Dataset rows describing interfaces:
——————

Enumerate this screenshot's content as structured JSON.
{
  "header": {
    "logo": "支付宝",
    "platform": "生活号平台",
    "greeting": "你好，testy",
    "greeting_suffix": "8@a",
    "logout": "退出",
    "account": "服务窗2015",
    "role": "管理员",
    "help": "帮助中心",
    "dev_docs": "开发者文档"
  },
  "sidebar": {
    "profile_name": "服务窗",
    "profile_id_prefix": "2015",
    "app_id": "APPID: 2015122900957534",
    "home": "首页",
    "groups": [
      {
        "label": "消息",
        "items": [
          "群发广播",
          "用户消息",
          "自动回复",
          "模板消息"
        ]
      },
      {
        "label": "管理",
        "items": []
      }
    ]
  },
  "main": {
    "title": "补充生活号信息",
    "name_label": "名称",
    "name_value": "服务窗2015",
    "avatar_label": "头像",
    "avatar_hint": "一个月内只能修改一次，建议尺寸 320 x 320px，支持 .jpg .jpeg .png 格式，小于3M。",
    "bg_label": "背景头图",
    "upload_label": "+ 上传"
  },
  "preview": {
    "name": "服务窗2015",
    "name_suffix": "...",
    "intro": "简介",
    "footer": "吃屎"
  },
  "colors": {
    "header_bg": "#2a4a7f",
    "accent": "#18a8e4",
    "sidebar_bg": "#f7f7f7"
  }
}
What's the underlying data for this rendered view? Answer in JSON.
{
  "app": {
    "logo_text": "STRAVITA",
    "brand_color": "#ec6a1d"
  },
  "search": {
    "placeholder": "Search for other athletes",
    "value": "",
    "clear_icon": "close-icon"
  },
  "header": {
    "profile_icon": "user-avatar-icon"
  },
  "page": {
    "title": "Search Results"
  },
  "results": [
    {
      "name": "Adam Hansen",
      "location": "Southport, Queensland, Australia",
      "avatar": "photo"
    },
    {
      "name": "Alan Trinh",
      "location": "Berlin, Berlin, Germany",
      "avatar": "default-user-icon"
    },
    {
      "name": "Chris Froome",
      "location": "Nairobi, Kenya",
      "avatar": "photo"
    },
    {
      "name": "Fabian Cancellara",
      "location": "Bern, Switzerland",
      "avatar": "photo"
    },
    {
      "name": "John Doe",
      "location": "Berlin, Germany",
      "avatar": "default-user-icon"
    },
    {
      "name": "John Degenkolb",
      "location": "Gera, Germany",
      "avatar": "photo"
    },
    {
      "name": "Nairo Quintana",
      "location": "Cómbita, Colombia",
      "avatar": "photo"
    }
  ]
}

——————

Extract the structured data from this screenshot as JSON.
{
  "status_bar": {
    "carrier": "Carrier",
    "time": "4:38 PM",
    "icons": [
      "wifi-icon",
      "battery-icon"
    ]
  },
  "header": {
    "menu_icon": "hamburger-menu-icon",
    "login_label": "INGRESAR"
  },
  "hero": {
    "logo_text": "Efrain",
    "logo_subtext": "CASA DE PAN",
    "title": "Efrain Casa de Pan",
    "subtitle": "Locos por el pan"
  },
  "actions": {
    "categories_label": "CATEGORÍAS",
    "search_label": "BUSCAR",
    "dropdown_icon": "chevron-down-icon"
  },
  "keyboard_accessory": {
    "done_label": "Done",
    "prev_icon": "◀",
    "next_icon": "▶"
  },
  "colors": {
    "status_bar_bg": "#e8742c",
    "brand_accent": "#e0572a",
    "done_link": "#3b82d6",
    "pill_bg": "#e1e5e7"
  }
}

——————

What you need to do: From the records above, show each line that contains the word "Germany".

Answer space:
      "location": "Berlin, Berlin, Germany",
      "location": "Berlin, Germany",
      "location": "Gera, Germany",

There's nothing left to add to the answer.